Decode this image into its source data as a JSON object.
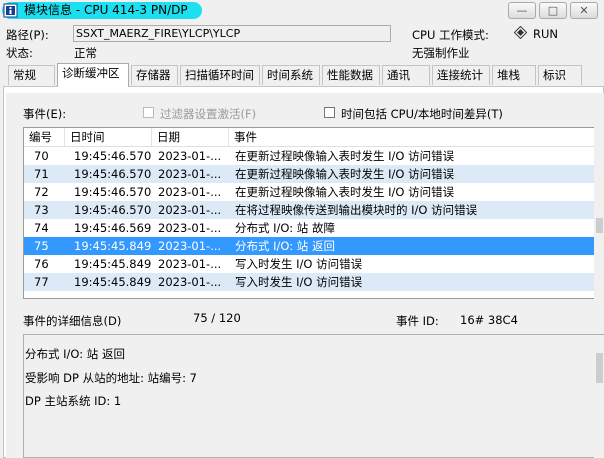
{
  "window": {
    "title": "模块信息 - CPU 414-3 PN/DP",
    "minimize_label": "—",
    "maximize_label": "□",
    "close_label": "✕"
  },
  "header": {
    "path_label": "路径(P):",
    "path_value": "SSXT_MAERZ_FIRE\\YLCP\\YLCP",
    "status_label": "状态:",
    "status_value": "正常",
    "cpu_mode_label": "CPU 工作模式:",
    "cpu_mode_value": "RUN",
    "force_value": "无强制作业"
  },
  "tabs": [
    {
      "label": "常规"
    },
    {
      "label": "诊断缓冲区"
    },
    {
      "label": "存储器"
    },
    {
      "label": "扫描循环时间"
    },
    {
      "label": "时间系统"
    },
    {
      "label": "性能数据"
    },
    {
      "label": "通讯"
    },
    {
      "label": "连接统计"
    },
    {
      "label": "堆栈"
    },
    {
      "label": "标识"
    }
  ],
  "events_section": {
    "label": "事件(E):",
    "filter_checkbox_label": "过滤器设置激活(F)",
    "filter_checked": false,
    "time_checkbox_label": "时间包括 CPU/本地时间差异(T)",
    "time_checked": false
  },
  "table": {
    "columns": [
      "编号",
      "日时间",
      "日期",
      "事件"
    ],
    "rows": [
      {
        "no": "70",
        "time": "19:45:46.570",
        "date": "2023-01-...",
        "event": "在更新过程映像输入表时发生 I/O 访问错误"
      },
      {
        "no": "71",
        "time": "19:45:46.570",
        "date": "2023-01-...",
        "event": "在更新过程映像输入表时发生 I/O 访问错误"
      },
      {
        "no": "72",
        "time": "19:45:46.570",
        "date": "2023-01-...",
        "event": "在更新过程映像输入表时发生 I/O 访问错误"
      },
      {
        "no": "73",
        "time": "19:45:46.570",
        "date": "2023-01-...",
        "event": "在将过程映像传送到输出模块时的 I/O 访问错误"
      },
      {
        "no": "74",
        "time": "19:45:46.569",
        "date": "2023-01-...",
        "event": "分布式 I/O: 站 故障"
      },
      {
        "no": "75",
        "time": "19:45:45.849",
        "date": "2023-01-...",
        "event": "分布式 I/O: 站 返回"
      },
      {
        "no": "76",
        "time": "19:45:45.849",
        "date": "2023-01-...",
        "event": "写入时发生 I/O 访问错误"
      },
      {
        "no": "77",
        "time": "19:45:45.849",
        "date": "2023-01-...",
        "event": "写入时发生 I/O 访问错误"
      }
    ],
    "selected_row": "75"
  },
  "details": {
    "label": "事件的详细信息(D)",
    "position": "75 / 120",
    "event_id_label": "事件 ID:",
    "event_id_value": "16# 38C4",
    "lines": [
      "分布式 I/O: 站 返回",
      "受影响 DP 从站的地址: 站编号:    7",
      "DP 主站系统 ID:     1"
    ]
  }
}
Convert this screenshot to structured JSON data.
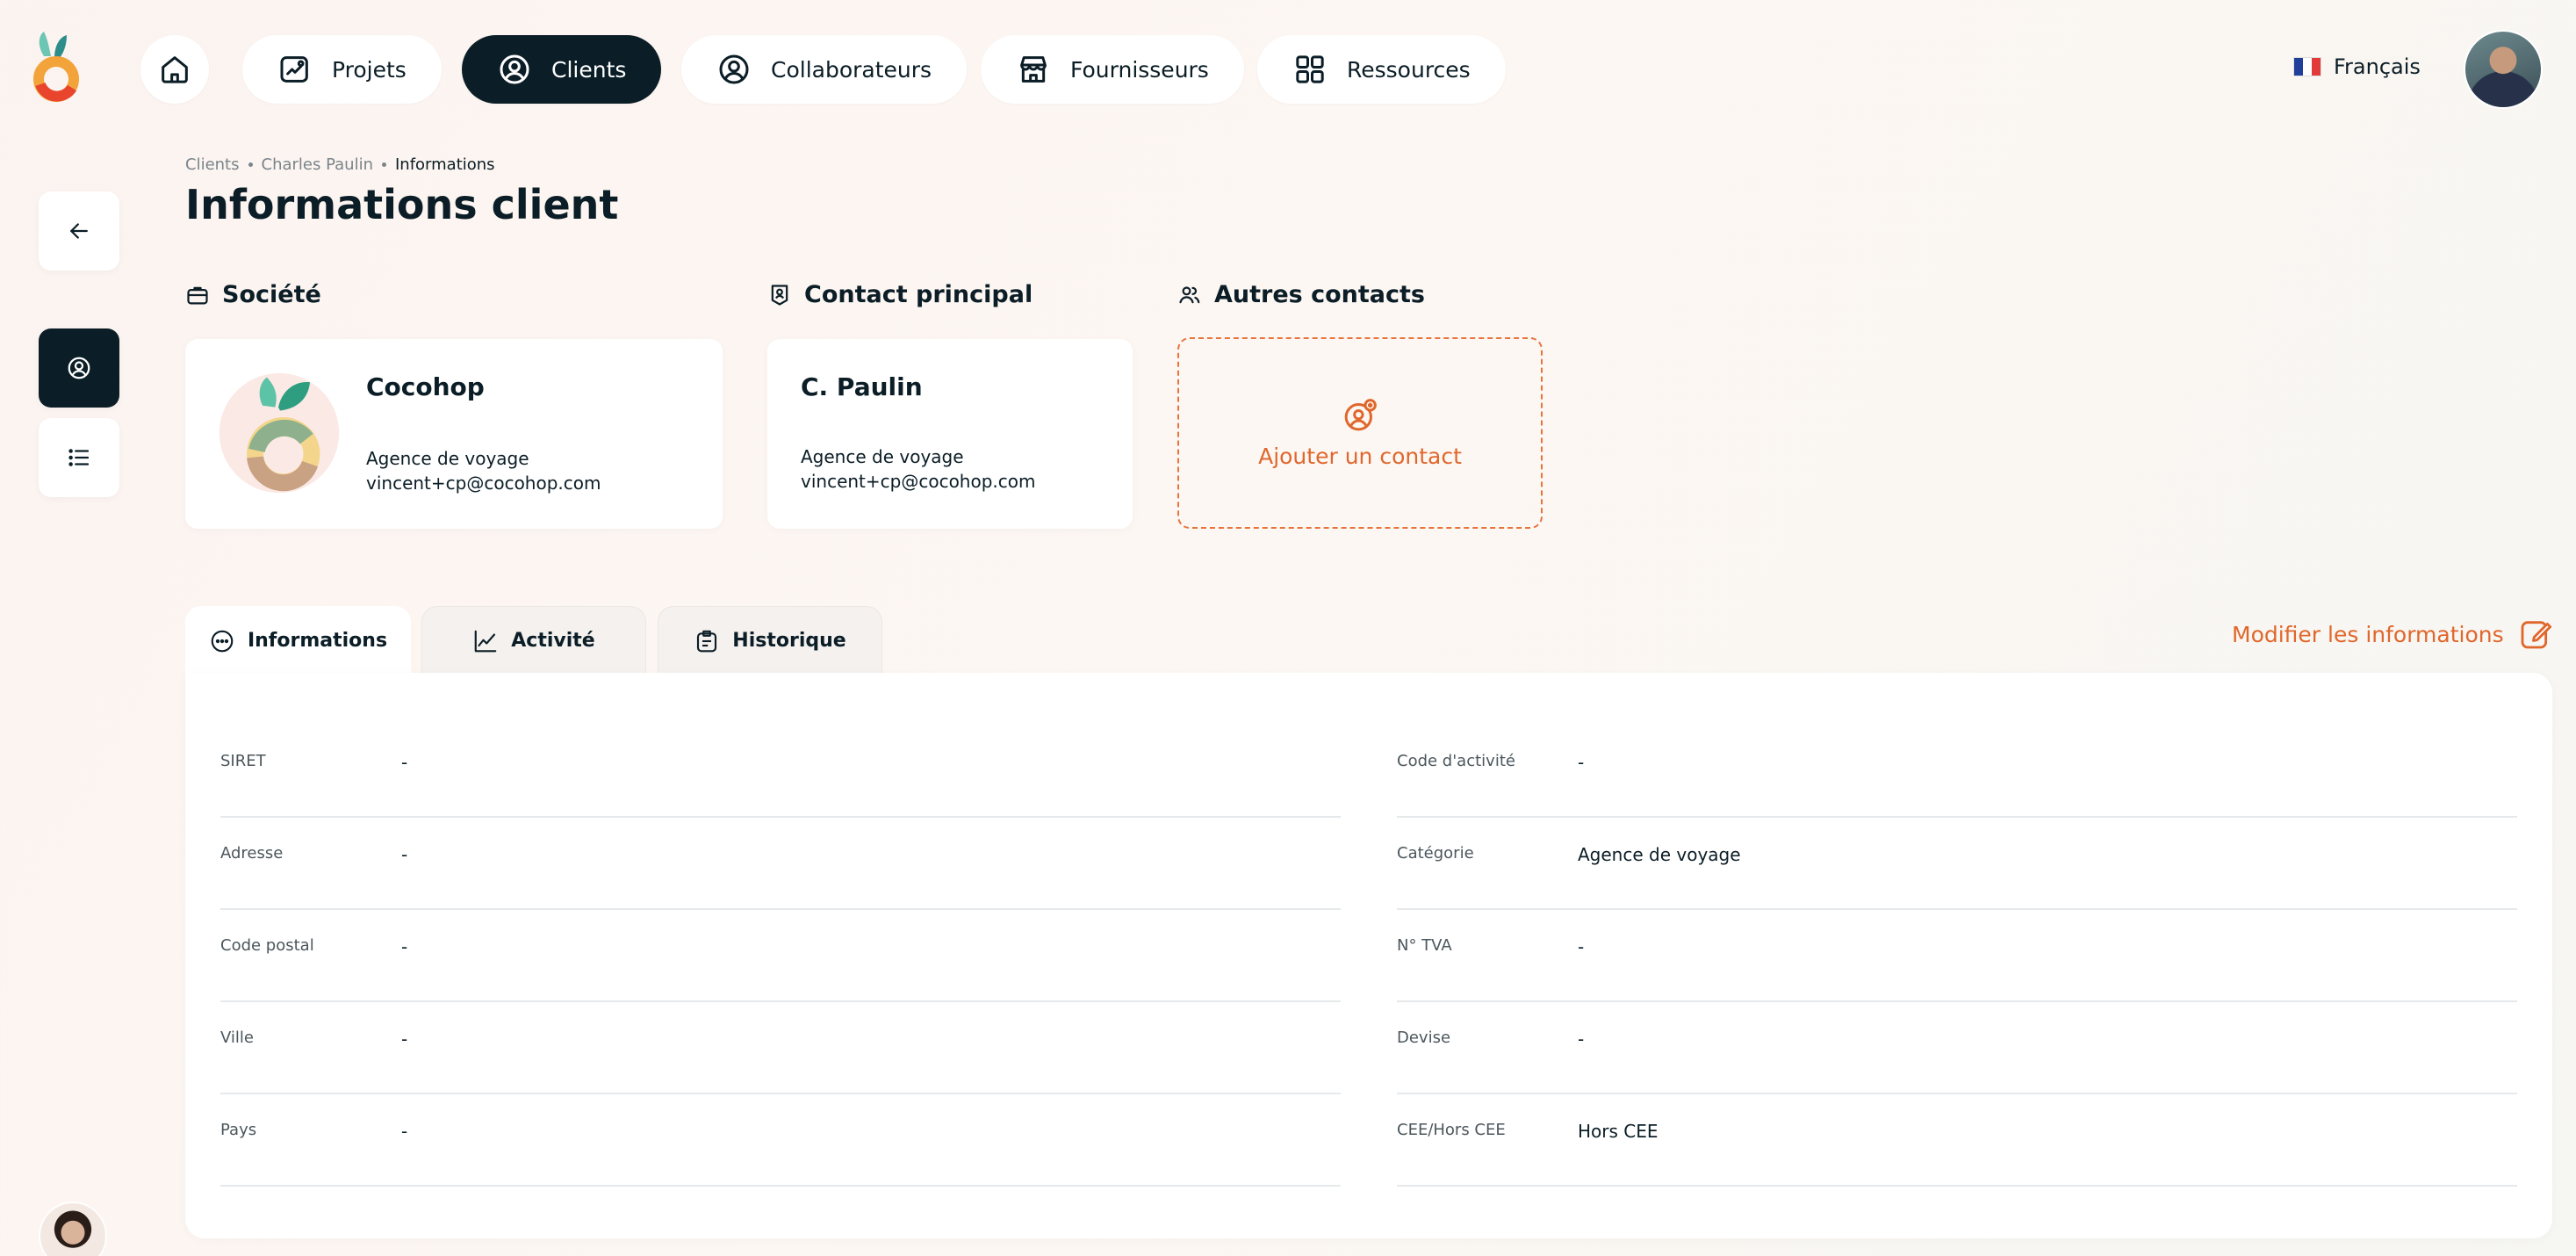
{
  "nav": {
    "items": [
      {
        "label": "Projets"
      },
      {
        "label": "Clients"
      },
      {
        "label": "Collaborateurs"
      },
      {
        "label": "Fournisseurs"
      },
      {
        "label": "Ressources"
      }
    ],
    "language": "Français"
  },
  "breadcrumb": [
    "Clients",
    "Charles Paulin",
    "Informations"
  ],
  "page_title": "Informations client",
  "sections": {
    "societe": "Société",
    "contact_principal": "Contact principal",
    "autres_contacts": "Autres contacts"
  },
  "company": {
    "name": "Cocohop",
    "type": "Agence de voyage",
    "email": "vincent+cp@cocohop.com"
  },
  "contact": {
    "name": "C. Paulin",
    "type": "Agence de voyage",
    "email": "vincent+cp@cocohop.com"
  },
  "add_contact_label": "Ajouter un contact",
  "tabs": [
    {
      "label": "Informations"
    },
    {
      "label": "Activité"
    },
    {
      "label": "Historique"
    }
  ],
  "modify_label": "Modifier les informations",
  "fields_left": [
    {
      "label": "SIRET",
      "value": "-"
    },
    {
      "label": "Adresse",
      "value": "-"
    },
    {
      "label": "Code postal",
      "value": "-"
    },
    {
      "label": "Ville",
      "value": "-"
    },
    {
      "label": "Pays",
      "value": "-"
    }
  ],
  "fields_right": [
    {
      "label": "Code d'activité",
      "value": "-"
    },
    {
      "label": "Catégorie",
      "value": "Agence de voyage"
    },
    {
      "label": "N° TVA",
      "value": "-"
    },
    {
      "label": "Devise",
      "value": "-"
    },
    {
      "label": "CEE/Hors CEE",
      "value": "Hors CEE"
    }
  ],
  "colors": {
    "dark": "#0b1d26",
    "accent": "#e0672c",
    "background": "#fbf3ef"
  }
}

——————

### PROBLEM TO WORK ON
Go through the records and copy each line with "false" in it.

### SOLUTION FOR THIS PROBLEM
    "filter_checked": false,
    "time_checked": false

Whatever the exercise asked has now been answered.